The Samsung Galaxy Wearables and Omron Heart rate monitor watch have blood pressure monitoring features. However, it requires cuff calibration for improved accuracy.
In the light of the new blood pressure monitoring technology patent won by Apple, we firmly believe that the upcoming Apple Watch Series 7 probably has blood pressure monitoring along with non-invasive blood sugar monitoring.
The heart rate sensor manufacturer, the Valencell, has already introduced a wrist-based blood pressure monitoring technology at Consumer Technology Association (CTA)®. The Wareable reports that Amazfit is also working on a cuff-free blood pressure monitoring system.
The introduction of blood pressure on smartwatches would help 108 million adults in the USA who suffer from hypertension. It allows them to measure blood pressure from anywhere conveniently.
It also allows people to detect the blood pressure at the earliest, enabling them to seek medical help at the earliest.
Saneesh VS is a Registered Nurse by Profession and Wearable Tech Enthusiast by Passion.
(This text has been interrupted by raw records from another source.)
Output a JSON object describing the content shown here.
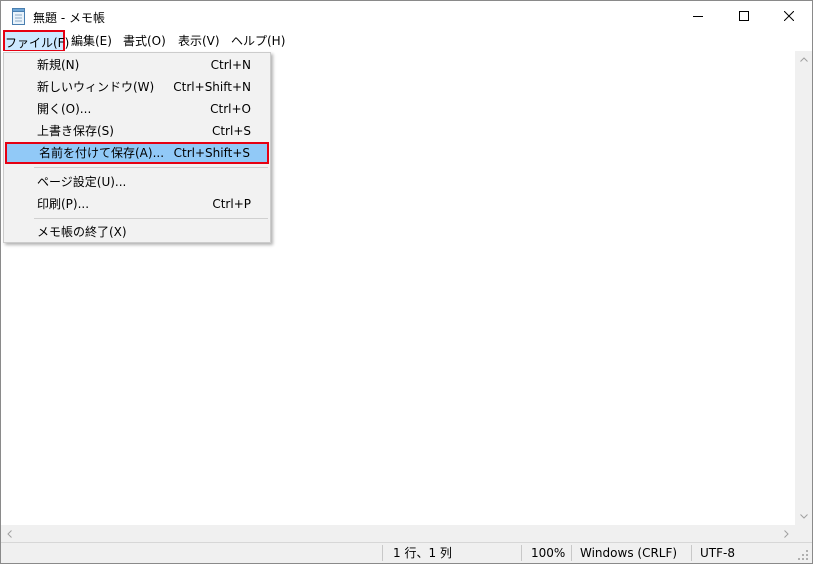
{
  "window": {
    "title": "無題 - メモ帳"
  },
  "menubar": {
    "file": "ファイル(F)",
    "edit": "編集(E)",
    "format": "書式(O)",
    "view": "表示(V)",
    "help": "ヘルプ(H)"
  },
  "file_menu": {
    "items": [
      {
        "label": "新規(N)",
        "shortcut": "Ctrl+N"
      },
      {
        "label": "新しいウィンドウ(W)",
        "shortcut": "Ctrl+Shift+N"
      },
      {
        "label": "開く(O)...",
        "shortcut": "Ctrl+O"
      },
      {
        "label": "上書き保存(S)",
        "shortcut": "Ctrl+S"
      },
      {
        "label": "名前を付けて保存(A)...",
        "shortcut": "Ctrl+Shift+S"
      },
      {
        "label": "ページ設定(U)...",
        "shortcut": ""
      },
      {
        "label": "印刷(P)...",
        "shortcut": "Ctrl+P"
      },
      {
        "label": "メモ帳の終了(X)",
        "shortcut": ""
      }
    ]
  },
  "statusbar": {
    "position": "1 行、1 列",
    "zoom": "100%",
    "line_ending": "Windows (CRLF)",
    "encoding": "UTF-8"
  },
  "colors": {
    "highlight_border": "#e60012",
    "menu_highlight": "#91c9f7"
  }
}
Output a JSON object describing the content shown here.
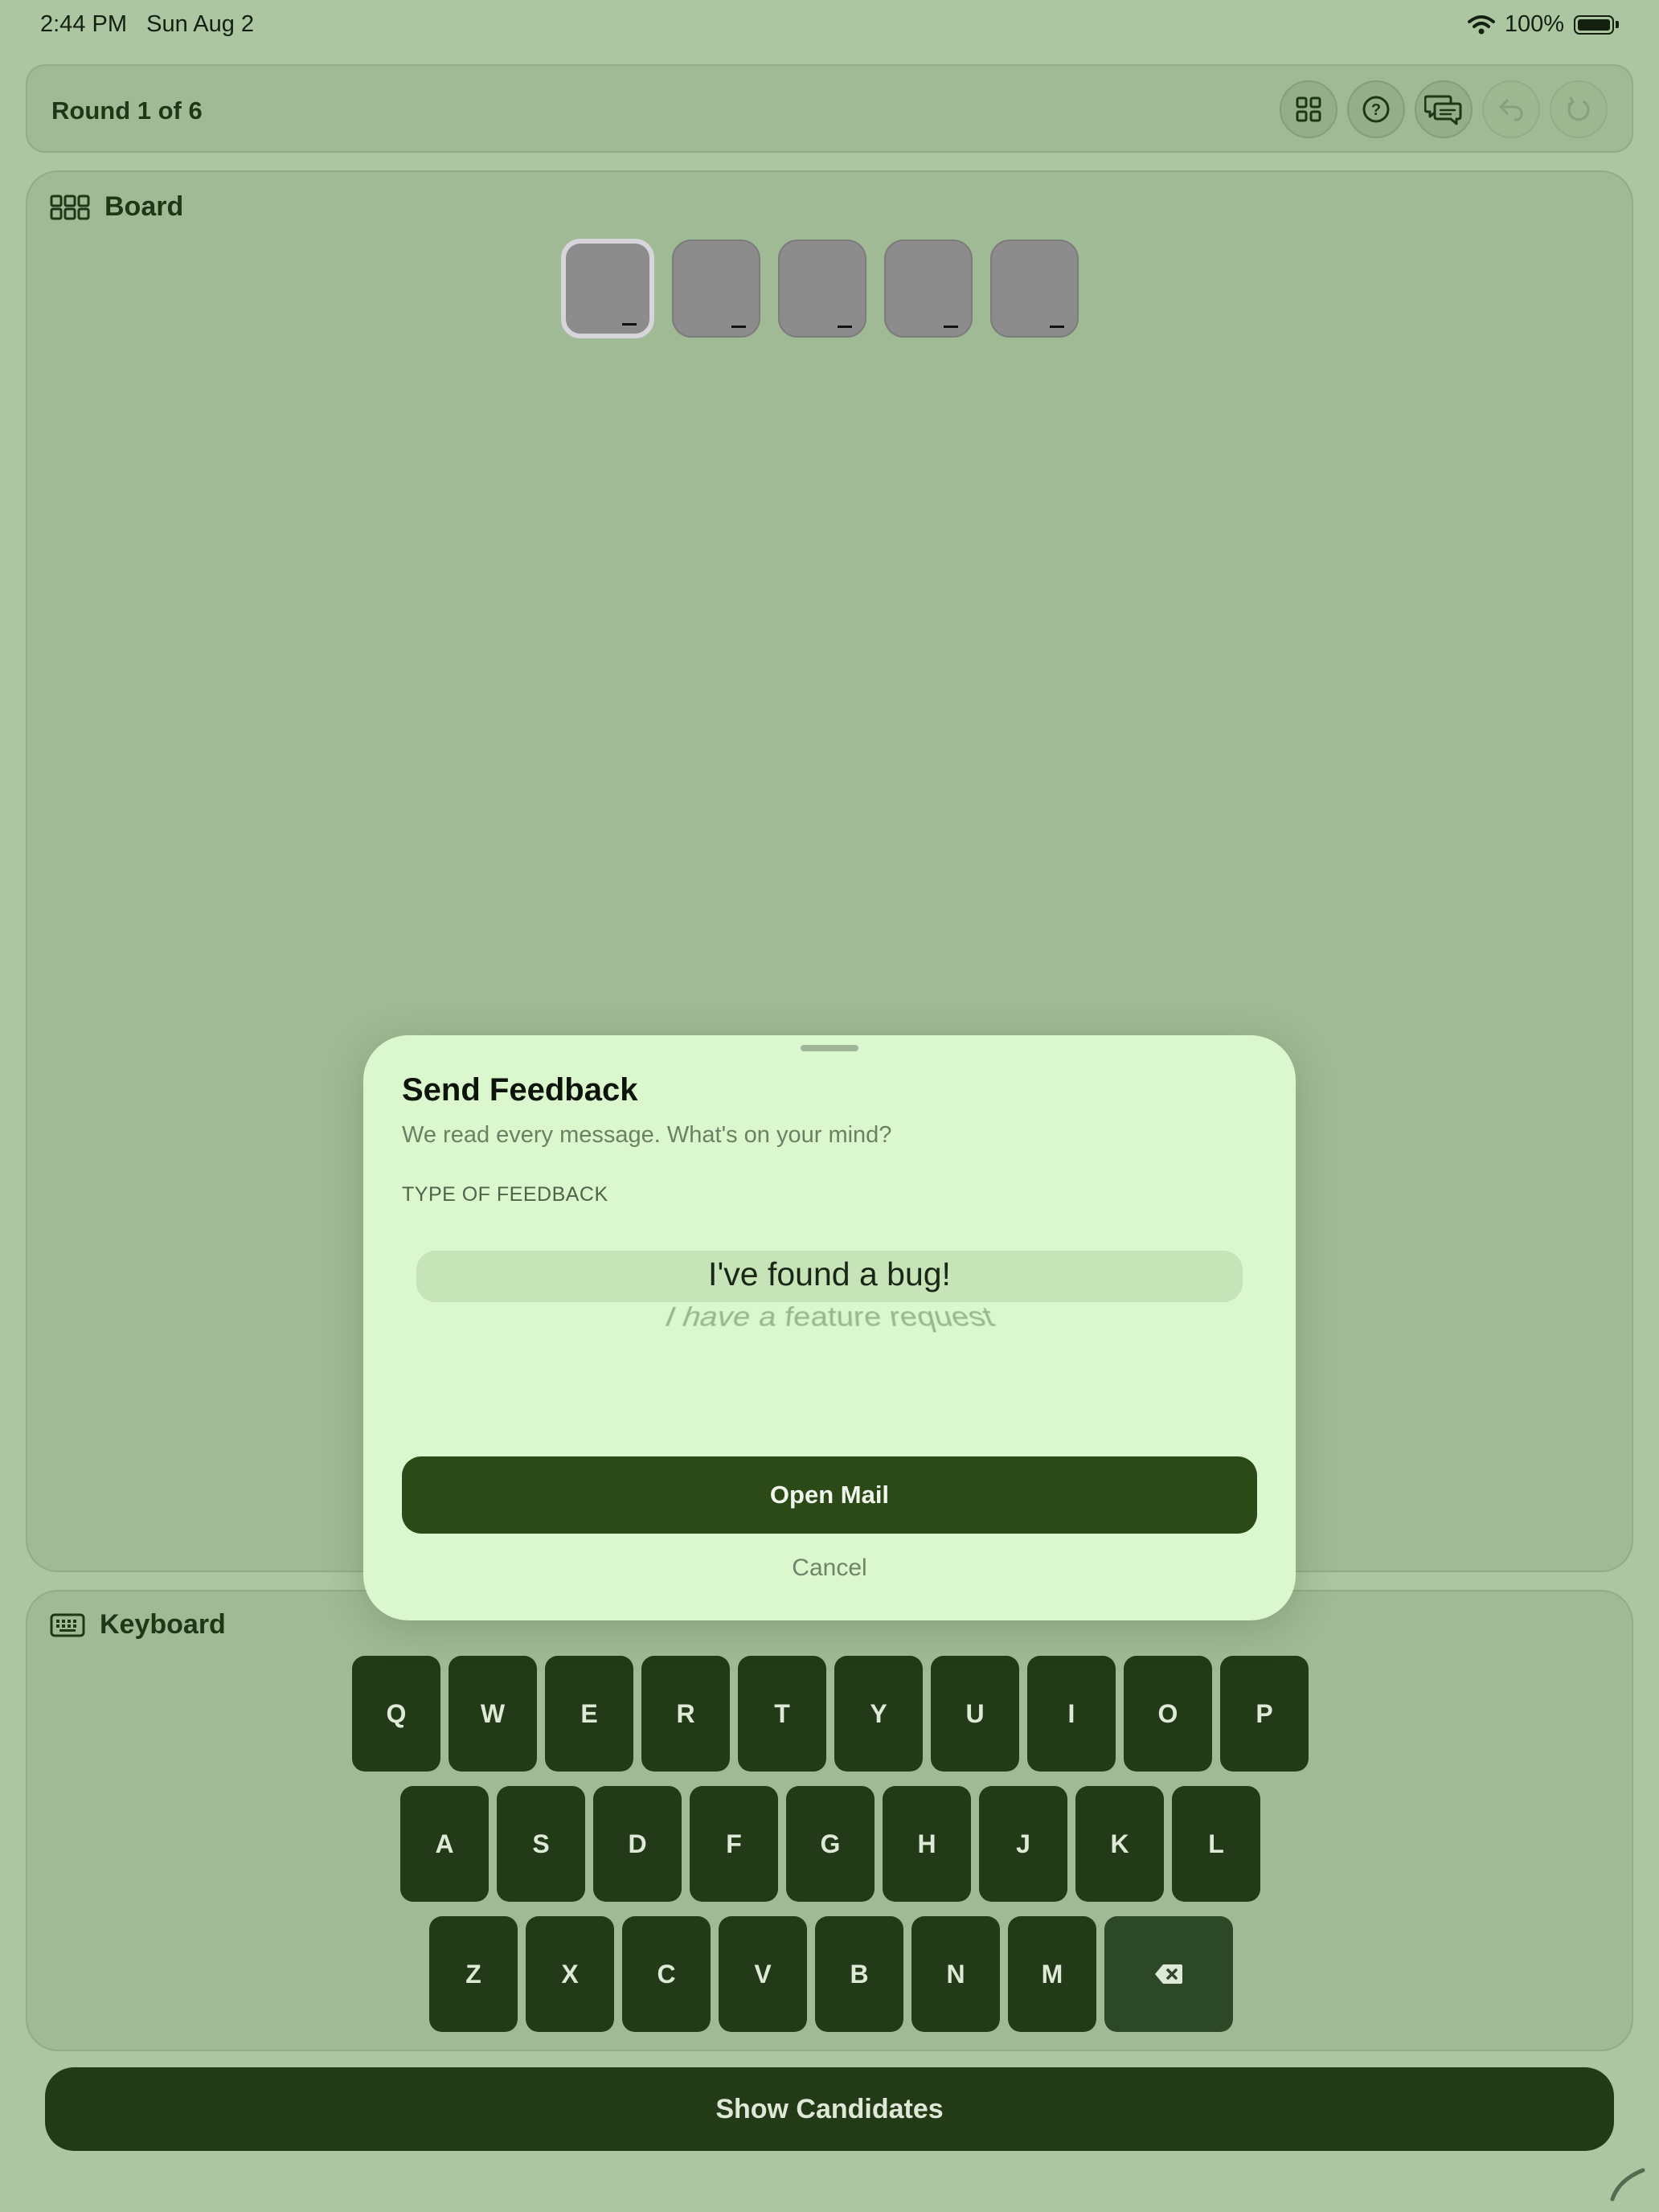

He loves to write about fitness, smartwatches, and fitness trackers. He also loves reading books on wearable tech, technology in healthcare, artificial intelligence etc., which he has been writing for the past 5 years.